Following up his Monday telephonic call to arms that overwhelmed the House switchboards and caused several Congressional websites to crash, Obama once again urged Americans to contact their Members of Congress.
“On Monday night I asked the American people to make their voice heard in this debate, and the response was overwhelming,” Obama said at an 11 a.m. press conference. “So please, to all the American people, keep it up. If you want to see a bipartisan compromise, a bill that can pass both houses of Congress and that I can sign, let your Members of Congress know. Make a phone call, send an email, tweet.
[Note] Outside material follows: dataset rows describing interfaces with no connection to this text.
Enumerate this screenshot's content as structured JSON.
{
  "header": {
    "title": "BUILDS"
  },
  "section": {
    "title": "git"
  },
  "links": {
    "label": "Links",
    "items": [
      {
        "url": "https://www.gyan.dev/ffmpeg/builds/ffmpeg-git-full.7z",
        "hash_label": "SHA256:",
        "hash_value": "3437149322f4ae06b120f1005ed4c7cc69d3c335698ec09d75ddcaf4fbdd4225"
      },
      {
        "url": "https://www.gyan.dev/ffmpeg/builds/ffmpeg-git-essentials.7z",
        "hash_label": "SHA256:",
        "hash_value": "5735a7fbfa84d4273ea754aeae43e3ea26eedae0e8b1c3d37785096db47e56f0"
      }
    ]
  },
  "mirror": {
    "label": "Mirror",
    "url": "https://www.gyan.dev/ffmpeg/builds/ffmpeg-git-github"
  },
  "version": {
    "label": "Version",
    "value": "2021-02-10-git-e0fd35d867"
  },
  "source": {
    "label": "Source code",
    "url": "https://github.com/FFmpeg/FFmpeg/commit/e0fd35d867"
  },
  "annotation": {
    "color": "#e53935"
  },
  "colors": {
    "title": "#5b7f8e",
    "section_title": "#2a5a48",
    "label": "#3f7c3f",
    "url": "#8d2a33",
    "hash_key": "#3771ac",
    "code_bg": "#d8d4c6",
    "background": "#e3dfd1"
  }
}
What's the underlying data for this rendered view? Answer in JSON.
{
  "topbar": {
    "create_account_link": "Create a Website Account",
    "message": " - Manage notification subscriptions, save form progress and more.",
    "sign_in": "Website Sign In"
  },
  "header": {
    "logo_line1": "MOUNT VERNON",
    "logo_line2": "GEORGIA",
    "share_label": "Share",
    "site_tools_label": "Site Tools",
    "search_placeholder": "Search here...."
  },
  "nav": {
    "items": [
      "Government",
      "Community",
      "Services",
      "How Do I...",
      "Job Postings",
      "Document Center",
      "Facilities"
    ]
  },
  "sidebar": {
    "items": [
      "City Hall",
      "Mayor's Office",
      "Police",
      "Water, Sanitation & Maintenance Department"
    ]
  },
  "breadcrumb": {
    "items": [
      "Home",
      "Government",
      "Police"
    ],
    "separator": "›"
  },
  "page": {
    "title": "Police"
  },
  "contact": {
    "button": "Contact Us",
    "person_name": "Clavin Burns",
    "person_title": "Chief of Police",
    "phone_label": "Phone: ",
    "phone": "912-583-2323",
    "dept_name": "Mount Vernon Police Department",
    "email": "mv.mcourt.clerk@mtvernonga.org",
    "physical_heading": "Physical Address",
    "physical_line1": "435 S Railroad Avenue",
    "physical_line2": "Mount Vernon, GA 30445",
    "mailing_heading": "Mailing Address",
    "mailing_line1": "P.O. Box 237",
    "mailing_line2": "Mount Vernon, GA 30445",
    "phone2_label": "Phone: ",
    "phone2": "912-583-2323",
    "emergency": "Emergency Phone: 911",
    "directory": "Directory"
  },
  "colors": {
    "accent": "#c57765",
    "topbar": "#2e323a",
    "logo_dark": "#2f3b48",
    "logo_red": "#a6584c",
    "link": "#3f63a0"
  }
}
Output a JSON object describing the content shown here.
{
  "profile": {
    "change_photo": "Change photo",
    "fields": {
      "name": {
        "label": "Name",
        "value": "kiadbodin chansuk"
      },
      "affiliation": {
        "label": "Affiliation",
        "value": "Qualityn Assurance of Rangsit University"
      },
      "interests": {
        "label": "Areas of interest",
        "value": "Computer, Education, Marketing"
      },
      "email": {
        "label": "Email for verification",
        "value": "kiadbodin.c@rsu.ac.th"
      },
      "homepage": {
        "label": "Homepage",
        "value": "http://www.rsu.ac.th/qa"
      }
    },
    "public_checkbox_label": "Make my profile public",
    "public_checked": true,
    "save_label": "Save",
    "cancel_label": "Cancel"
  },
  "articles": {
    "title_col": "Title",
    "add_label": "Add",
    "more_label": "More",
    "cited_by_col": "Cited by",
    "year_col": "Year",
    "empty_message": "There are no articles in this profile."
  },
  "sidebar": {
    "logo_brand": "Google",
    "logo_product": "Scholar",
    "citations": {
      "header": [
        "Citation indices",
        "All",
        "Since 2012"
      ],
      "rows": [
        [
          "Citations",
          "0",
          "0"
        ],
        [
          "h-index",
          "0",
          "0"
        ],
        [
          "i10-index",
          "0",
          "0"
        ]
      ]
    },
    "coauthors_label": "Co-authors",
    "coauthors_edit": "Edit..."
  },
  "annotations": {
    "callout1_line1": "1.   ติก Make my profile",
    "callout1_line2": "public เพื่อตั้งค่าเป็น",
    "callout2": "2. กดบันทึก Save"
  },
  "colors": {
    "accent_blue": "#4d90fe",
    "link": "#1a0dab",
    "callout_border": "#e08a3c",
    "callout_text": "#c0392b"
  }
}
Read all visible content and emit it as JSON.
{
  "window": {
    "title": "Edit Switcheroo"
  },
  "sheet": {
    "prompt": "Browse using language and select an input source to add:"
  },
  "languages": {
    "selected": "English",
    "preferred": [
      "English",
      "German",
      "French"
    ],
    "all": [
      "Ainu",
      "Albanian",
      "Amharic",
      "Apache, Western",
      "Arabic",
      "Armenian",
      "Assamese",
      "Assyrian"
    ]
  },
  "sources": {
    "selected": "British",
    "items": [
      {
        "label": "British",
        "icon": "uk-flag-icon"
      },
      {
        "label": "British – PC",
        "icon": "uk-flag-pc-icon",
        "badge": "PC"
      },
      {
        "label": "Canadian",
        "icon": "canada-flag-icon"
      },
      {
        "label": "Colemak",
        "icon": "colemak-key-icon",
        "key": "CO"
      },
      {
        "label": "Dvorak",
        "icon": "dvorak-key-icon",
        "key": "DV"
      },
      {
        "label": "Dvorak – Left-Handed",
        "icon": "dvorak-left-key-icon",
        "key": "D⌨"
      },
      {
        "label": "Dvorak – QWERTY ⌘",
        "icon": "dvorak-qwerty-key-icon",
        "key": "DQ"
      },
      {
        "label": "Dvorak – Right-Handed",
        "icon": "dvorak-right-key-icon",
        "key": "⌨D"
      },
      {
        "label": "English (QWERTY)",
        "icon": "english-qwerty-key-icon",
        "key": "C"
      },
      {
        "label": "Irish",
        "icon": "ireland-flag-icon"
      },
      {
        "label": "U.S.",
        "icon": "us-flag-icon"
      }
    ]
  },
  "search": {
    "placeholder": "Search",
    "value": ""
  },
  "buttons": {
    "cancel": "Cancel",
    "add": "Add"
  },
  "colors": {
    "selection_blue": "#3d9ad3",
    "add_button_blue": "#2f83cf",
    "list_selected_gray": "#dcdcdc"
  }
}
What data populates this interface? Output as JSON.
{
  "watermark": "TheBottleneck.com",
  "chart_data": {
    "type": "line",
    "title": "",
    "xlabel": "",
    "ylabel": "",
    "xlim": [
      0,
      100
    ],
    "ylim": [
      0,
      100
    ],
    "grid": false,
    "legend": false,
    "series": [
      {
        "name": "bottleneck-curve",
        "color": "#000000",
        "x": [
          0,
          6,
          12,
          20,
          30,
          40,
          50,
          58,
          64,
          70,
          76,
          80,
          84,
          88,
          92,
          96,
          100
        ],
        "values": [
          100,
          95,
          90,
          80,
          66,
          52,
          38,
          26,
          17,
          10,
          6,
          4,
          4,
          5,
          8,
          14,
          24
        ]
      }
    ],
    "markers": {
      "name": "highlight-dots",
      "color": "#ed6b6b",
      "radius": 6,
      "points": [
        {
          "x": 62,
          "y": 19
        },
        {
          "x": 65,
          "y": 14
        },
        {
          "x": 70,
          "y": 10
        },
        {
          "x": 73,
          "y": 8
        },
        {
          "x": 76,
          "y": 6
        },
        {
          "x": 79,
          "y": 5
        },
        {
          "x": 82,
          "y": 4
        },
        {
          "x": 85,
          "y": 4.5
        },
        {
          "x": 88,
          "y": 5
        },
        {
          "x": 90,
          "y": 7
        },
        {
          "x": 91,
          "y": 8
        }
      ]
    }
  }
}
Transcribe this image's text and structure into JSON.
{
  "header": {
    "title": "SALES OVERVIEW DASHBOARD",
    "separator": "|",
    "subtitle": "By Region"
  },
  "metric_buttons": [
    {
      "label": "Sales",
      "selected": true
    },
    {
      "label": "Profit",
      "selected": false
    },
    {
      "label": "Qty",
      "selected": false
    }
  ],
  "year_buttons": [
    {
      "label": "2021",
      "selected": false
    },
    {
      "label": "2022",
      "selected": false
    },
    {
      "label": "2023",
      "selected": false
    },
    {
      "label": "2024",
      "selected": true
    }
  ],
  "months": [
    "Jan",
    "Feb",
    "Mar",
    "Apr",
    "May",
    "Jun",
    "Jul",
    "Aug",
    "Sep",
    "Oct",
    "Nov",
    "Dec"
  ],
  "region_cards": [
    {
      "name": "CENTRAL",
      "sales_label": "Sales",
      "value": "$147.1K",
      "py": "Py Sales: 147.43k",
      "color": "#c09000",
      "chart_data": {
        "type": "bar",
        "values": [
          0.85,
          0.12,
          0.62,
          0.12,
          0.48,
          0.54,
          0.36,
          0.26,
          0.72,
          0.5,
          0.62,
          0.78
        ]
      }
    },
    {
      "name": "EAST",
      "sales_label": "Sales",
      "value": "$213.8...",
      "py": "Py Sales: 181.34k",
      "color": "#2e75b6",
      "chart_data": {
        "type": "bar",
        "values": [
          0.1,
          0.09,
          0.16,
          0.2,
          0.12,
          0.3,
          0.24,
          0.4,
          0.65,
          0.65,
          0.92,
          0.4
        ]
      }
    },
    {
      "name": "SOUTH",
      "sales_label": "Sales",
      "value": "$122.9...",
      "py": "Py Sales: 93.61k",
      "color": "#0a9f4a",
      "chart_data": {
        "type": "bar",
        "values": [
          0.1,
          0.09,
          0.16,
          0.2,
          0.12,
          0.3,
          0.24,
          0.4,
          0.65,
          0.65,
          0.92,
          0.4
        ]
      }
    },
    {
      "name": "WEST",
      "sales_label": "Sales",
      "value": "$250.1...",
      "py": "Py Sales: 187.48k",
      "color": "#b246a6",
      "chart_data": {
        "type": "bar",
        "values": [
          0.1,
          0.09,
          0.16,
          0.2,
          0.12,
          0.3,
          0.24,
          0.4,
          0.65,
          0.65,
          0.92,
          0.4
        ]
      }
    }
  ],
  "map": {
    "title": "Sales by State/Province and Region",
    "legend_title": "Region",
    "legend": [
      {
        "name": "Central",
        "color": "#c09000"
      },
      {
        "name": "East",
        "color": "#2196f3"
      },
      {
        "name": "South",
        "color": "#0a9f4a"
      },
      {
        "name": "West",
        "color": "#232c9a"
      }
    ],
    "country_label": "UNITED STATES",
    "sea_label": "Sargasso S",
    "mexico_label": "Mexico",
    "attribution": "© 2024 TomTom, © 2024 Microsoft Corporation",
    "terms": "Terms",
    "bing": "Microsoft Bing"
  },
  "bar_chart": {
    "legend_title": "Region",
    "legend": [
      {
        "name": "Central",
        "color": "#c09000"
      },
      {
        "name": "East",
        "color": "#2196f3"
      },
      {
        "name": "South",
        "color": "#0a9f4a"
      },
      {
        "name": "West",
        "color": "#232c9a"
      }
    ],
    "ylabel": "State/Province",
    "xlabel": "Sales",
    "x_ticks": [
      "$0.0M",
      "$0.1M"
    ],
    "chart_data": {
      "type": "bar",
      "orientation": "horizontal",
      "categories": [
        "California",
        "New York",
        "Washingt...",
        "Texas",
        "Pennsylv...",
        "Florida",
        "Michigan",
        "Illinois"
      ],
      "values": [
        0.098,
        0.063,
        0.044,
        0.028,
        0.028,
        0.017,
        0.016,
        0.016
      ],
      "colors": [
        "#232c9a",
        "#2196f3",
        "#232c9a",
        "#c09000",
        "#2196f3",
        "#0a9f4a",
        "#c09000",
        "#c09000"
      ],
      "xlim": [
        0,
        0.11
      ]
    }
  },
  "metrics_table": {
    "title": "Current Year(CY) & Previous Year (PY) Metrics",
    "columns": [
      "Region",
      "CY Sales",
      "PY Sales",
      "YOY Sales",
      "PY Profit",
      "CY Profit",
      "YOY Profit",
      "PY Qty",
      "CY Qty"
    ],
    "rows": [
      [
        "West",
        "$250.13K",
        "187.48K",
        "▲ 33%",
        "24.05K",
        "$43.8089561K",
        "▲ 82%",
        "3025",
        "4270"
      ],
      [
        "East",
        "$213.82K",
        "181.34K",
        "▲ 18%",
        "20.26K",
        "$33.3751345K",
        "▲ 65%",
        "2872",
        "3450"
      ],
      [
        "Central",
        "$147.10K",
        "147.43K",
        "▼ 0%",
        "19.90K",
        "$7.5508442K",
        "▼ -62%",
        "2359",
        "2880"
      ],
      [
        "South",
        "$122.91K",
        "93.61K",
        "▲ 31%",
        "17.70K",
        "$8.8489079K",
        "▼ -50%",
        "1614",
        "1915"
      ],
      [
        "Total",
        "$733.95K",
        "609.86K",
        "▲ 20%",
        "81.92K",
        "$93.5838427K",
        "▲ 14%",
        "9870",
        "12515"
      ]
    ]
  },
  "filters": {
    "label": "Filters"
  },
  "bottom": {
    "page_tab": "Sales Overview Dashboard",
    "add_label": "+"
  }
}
Keep the pressure on Washington and we can get past this.”
About 20 minutes later, the House switchboard was nearing capacity, according to the Office of the Chief Administrative Officer.
“Due to the high volume of external calls, House telephone circuits serving 202-225-XXXX phone numbers are near capacity resulting in outside callers occasionally getting busy signals. Outbound calls are unaffected,” the CAO said in an email to staff. “During this time offices may wish to provide district office staff and key contacts with an alternate 202-226-XXXX extension, if available, until call volumes subside.”
Though he did not yet have the official figures, CAO Communications Director Dan Weiser said the call volume was noticeably higher.
“We have an uptick in calls that we’re receiving ever since the president spoke,” he said. “It’s not hugely much higher, but it’s higher than normal.”
The White House also began inciting Twitter users to tweet at Republicans. Obama’s campaign Twitter account, @BarackObama, began listing the accounts of Republicans alphabetically by state and imploring followers to contact them.
“Voters in Alabama: Tweet your Republican representative and ask them to support a bipartisan solution to the deficit crisis,” read one message.
James Jones, communications director for DC Vote, tapes a "DC Constituents Service Day" sign on the wall as he stands with other DC residents outside of Rep. Andy Harris's office on Capitol Hill to protest Harris' actions against D.C.'s marijuana laws on Thursday, July 24, 2014. DC Vote encouraged DC residents to bring their complaints about city services to the Maryland congressman.